The U.S. economy surpassed 150,000,000 jobs for the first time ever following the Employment Situation report for December 2018.
“With more than 5,000,000 jobs added since the 2016 election, the American economy surpassed 150,000,000 jobs for the first time ever,” U.S. Secretary of Labor Alexander Acosta boasted in a statement following the release of the jobs report.
The Labor Department via the Bureau of Labor Statistics said the U.S. economy added a whopping 312,000 jobs in December, crushing the forecast.
“It doesn’t get any better than this,” Larry Kudlow, the president’s chief economic advisor said. “I’d urge people again to rethink their pessimism.”
Coupled with upward revisions to October and November, the economy welcomed a total of 370,000 more jobs.
“While job growth remains strong, it is important that policymakers continue to foster an environment that promotes job creation and wage growth,” Secretary Acosta said in a warning to lawmakers. “This Administration will keep working to grow our economy and create family-sustaining careers for America’s workers.”
The labor force grew by 419,000 and the participation rate rose to 63.1%, up from 62.9% the previous month. It is now 0.4% higher on the year.
The unemployment rate moved up to 3.9% as a result of increased participation.
“Labor force participation for women 25-54 was particularly strong, rising by 0.3%, returning to 2009 levels,” Secretary Acosta added. “More individuals moving into the labor force is welcomed news as job creators look to fill seven million open jobs.”
The Dow Jones Industrial Average (^DJI) shot up over 300 points following the report. It rose higher to +700 points following comments from Federal Reserve Chair Jerome Powell.
The Employment Situation, known more commonly as the monthly jobs report, follows the ADP National Employment Report released Thursday. ADP said the U.S. private sector alone added 271,000 jobs.

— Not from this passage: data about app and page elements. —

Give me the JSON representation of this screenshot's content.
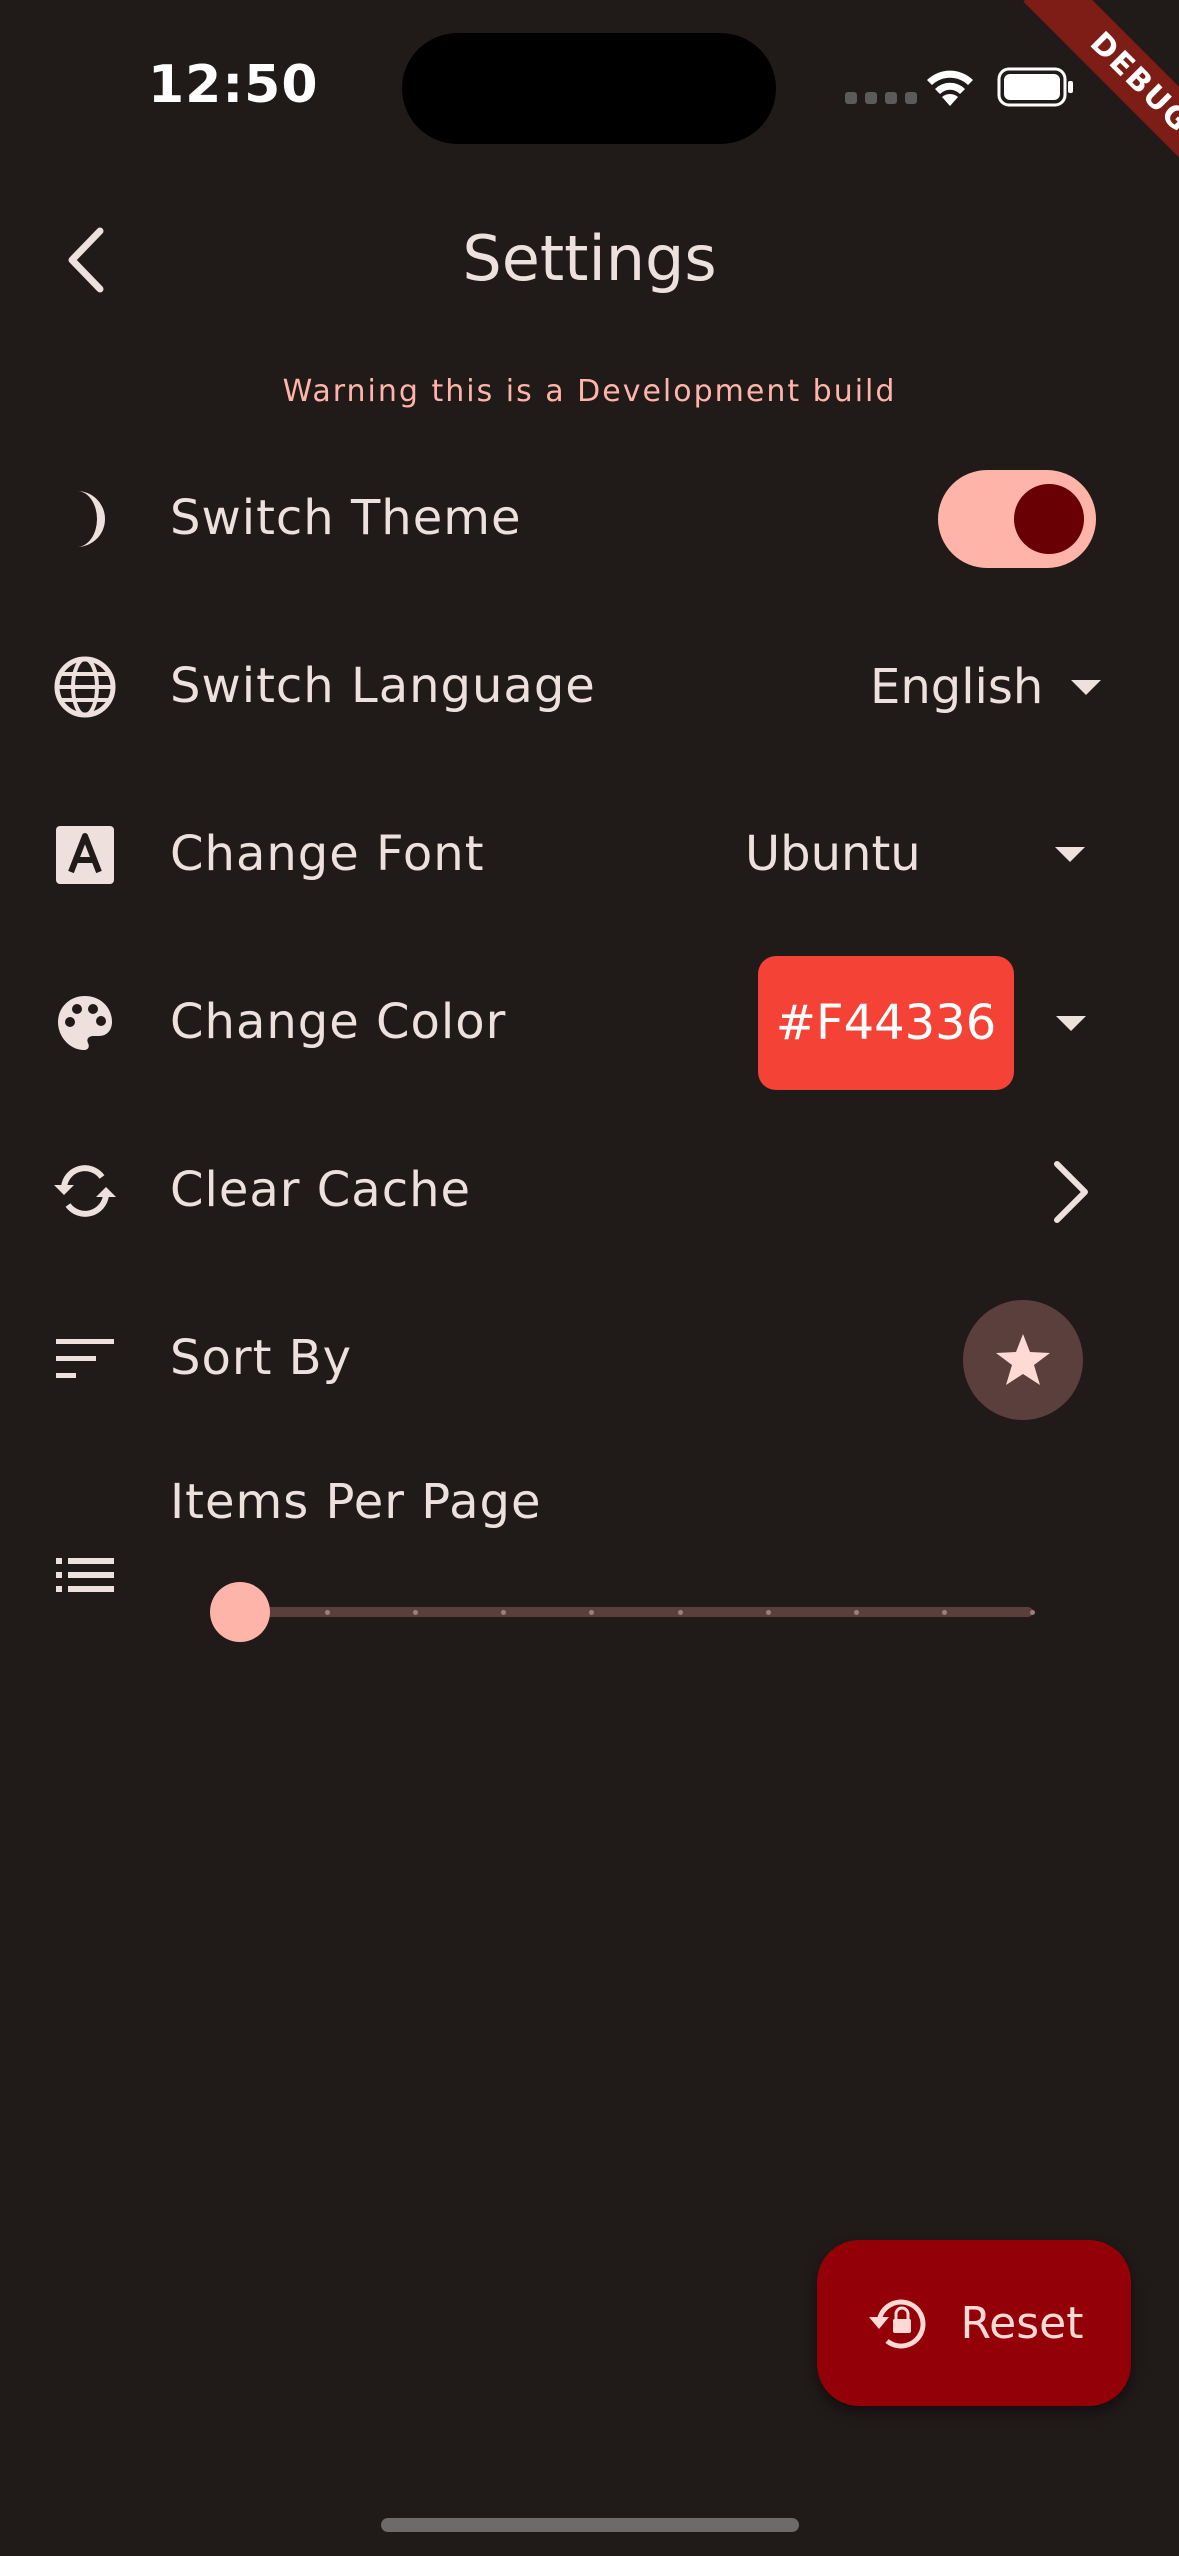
{
  "status_bar": {
    "time": "12:50"
  },
  "debug_banner": "DEBUG",
  "app_bar": {
    "title": "Settings"
  },
  "warning": "Warning this is a Development build",
  "settings": {
    "theme": {
      "label": "Switch Theme",
      "enabled": true
    },
    "language": {
      "label": "Switch Language",
      "value": "English"
    },
    "font": {
      "label": "Change Font",
      "value": "Ubuntu"
    },
    "color": {
      "label": "Change Color",
      "value": "#F44336"
    },
    "cache": {
      "label": "Clear Cache"
    },
    "sort": {
      "label": "Sort By"
    },
    "items_per_page": {
      "label": "Items Per Page",
      "slider_value": 0,
      "divisions": 9
    }
  },
  "fab": {
    "label": "Reset"
  },
  "colors": {
    "background": "#201a19",
    "accent": "#ffb4a9",
    "toggle_knob": "#690003",
    "fab": "#930007",
    "selected_color": "#f44336"
  }
}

“This closes a very strong 2018,” Secretary Acosta said. “Positive news was widespread: 2.6 million new jobs created in the past twelve months, America’s average wage earnings are on the rise, 8 months of unemployment below 4%, and series low unemployment rates this year for African-Americans, Asian-Americans, Hispanic-Americans, and those without a high school degree.”